For those that don’t know- I’m a big proponent of the empowerment of the self in terms of mental health because I’ve struggled to come to terms with my own mental health throughout my life. I’ve never felt like my brain was functioning at top speed or like it’s ever been efficient. I tend to get bogged down by worries, and anxieties, most of the time, that are completely unfounded. It’s incredibly distracting on a day to day basis and it’s overwhelming and frustrating to deal with over time.

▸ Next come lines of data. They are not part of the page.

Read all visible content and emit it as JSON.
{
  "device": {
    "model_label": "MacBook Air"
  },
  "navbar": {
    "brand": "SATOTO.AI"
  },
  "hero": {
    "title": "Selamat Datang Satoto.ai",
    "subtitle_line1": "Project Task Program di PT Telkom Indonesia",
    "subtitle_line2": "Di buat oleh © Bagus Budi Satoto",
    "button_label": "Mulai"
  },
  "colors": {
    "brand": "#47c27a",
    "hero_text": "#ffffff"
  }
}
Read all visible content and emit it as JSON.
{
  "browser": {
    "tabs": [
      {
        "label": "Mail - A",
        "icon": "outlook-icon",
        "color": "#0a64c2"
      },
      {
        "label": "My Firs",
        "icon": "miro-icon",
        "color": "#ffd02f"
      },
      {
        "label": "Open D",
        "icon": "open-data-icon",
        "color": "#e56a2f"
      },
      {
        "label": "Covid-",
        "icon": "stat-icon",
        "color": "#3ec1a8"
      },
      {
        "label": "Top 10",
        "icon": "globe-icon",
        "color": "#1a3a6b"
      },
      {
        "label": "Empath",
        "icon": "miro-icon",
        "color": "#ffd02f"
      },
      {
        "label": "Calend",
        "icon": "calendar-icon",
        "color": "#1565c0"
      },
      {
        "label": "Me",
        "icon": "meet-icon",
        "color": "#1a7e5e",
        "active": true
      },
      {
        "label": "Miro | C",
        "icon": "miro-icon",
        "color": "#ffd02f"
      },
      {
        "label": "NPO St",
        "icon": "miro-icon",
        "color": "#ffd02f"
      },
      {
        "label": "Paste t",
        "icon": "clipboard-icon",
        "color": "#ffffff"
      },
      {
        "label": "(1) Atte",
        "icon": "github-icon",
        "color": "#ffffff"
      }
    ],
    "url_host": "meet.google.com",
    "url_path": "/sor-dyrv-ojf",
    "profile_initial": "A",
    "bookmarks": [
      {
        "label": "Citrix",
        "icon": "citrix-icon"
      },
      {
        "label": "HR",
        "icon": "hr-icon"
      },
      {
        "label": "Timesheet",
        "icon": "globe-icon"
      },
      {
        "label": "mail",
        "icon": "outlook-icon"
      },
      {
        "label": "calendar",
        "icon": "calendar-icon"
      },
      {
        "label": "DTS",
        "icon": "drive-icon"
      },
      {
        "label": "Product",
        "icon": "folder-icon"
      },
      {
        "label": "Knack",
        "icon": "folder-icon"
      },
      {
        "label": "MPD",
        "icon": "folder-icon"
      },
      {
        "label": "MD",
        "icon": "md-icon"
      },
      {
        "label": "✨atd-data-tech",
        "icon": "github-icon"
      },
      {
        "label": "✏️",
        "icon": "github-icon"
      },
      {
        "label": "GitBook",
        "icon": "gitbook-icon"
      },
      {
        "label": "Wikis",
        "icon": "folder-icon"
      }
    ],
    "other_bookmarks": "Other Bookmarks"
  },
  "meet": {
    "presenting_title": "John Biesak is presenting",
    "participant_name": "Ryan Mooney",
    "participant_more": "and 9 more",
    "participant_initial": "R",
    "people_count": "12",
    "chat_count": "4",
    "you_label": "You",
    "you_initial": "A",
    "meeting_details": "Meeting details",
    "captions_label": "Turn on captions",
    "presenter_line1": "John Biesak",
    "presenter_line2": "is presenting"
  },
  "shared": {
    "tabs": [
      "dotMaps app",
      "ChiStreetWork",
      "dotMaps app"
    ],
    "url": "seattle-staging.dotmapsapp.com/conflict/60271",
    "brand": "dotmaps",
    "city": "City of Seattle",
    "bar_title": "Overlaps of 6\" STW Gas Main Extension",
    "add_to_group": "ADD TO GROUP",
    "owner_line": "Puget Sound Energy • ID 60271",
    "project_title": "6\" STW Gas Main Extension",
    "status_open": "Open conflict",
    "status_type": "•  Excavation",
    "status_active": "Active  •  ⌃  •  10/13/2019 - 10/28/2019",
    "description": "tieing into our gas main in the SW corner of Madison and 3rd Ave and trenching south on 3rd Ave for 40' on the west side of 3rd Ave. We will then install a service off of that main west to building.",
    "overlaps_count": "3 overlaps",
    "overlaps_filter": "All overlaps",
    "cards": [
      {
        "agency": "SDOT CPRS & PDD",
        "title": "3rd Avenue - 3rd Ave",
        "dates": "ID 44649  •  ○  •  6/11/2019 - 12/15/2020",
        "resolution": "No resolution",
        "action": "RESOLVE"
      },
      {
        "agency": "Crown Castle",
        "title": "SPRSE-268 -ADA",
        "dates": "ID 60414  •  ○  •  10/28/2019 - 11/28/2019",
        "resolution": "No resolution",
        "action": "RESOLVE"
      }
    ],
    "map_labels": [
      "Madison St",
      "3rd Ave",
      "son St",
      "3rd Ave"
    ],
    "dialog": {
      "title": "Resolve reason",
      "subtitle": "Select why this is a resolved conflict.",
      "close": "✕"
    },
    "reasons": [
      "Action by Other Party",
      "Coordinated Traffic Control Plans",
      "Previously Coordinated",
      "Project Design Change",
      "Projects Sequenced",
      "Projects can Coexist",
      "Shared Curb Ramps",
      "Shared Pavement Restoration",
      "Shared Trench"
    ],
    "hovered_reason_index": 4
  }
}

Struggling alone is one of the worst parts or worst things about mental health. You already feel so alone just by having these thoughts, and to be stigmatized and pushed out to the periphery makes it so much worse. For me, I’ve found that talking about my mental health struggles has made it easier for me to deal with it on a day to day basis. The louder we speak about our struggles; the more people can band together. Especially in times like this, where our politicians are quick to throw the label of “mentally ill” on anything out of the ordinary (like a white male shooter… shocking- white men can’t be terrorists!!!), it can make you feel like you aren’t “normal” if you feel anything other than happy on a day to day basis.
Talking to your friends and pushing through the discomfort can be incredibly helpful to feel less alone, and to feel more “normal” (if that’s something that means a lot to you). I’ve found even that talking to my chapter as a group has helped my mental health (even though talking to 100+ at a time about deeply personal struggles is the scariest thing I’ve ever done), because it’s a bigger support system and safety net. Now, I’m lucky to have friends and family that are open and willing to talk about these hard issues, but not everyone is so lucky. There is often the added pressure of finding someone you are comfortable confiding in, and that can add even more stress to your current state of mind. If you are a college student, seek out the counseling center, or in network providers. Starting with an unbiased and objective third party can help to break down some barriers and start an important conversation with yourself, that you can then work on with others.
If any of you ever have a struggle and feel alone, this is a community to support each other.